When Google was designing its Midwest headquarters in Fulton Market, developer Sterling Bay worked with the company to turn a cold-storage warehouse into a loft space that could accommodate its connectivity needs. Now, other companies are seeking office space with similar connectivity in more central locations. Sterling Bay’s 311 West Monroe in the Loop is now pursuing Wired Certification based on the needs of its newest tenants, including meeting-space concept Convene.
Facebook's and Salesforce’s newest Midwest homes are also indicative of the search for productivity. Facebook took over 265K SF at 151 North Franklin — the tower, which is Wired Certified Platinum, was the sole U.S. nominee in the Intelligent Building category at the 2018 Digie Awards, which recognize connected and high-performance building concepts from around the world.
The Salesforce Tower Chicago at Wolf Point will feature 500K SF for the San Francisco software giant’s employees.
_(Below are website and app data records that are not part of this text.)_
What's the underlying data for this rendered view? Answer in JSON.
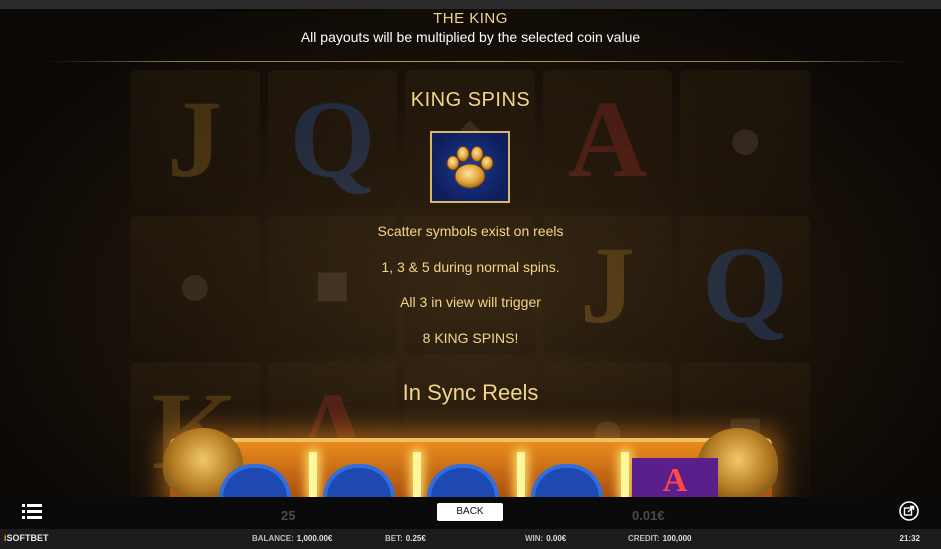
{
  "header": {
    "title": "THE KING",
    "subtitle": "All payouts will be multiplied by the selected coin value"
  },
  "feature": {
    "title": "KING SPINS",
    "symbol_icon": "paw-print-icon",
    "lines": [
      "Scatter symbols exist on reels",
      "1, 3 & 5 during normal spins.",
      "All 3 in view will trigger",
      "8 KING SPINS!"
    ]
  },
  "next_section": {
    "title": "In Sync Reels"
  },
  "background": {
    "reel_letters": [
      "J",
      "Q",
      "A",
      "A",
      "K"
    ],
    "shaded_numbers": [
      "25",
      "0.01€"
    ],
    "mini_reel_letter": "A"
  },
  "controls": {
    "back_label": "BACK",
    "menu_icon": "list-menu-icon",
    "external_icon": "external-link-icon"
  },
  "status": {
    "brand_prefix": "i",
    "brand_main": "SOFTBET",
    "balance_label": "BALANCE:",
    "balance_value": "1,000.00€",
    "bet_label": "BET:",
    "bet_value": "0.25€",
    "win_label": "WIN:",
    "win_value": "0.00€",
    "credit_label": "CREDIT:",
    "credit_value": "100,000",
    "time": "21:32"
  },
  "colors": {
    "gold_text": "#f3d68a",
    "white_text": "#ffffff",
    "scatter_bg": "#0e1f5c",
    "frame_orange": "#e98a1e"
  }
}
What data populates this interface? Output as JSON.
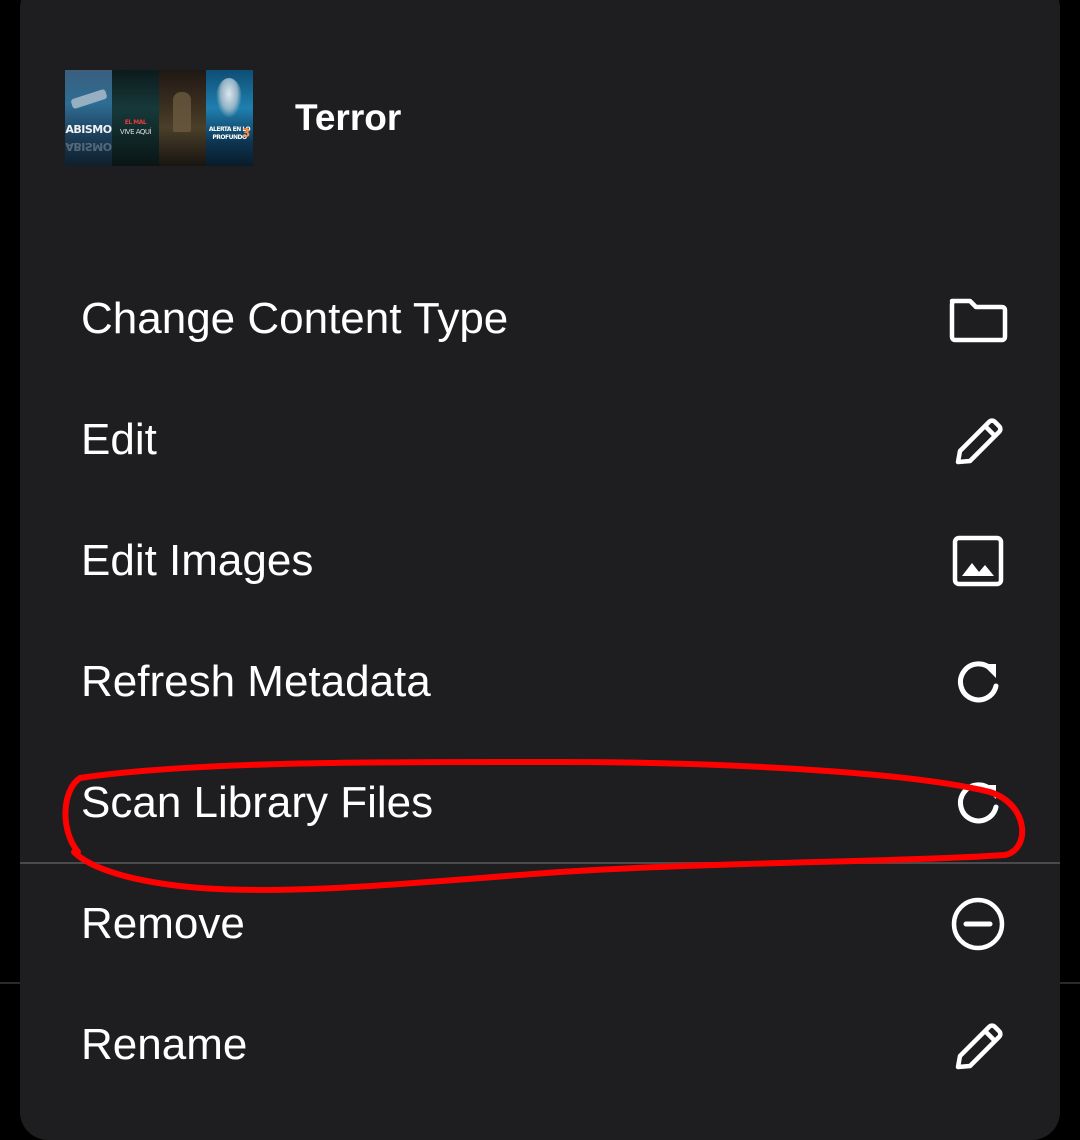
{
  "header": {
    "title": "Terror",
    "posters": [
      {
        "text": "ABISMO"
      },
      {
        "text": "EL MAL",
        "text2": "VIVE AQUÍ"
      },
      {
        "text": ""
      },
      {
        "text": "ALERTA EN LO PROFUNDO",
        "number": "3"
      }
    ]
  },
  "menu": {
    "items": [
      {
        "label": "Change Content Type",
        "icon": "folder-icon"
      },
      {
        "label": "Edit",
        "icon": "pencil-icon"
      },
      {
        "label": "Edit Images",
        "icon": "image-icon"
      },
      {
        "label": "Refresh Metadata",
        "icon": "refresh-icon"
      },
      {
        "label": "Scan Library Files",
        "icon": "refresh-icon"
      },
      {
        "label": "Remove",
        "icon": "minus-circle-icon"
      },
      {
        "label": "Rename",
        "icon": "pencil-icon"
      }
    ]
  },
  "colors": {
    "sheet_background": "#1e1e20",
    "text": "#ffffff",
    "annotation": "#ff0000"
  }
}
With Salesforce as an anchor tenant at Wolf Point, developer Hines has high hopes to fill the remaining floors with similarly discerning tenants looking for best-in-class connectivity and in-building technology.
“If you look at some of the most notable transactions over the last year, all these large companies are prioritizing technology," Torres said. "Facebook, Salesforce, Coca-Cola or Bank of America at 110 North Wacker are showing that connectivity is no longer a 'tenant responsibility.' Developers will need to actively showcase how tech-forward a project is to remain relevant in today's market."
This feature was produced in collaboration between Bisnow Branded Content and WiredScore. Bisnow news staff was not involved in the production of this content.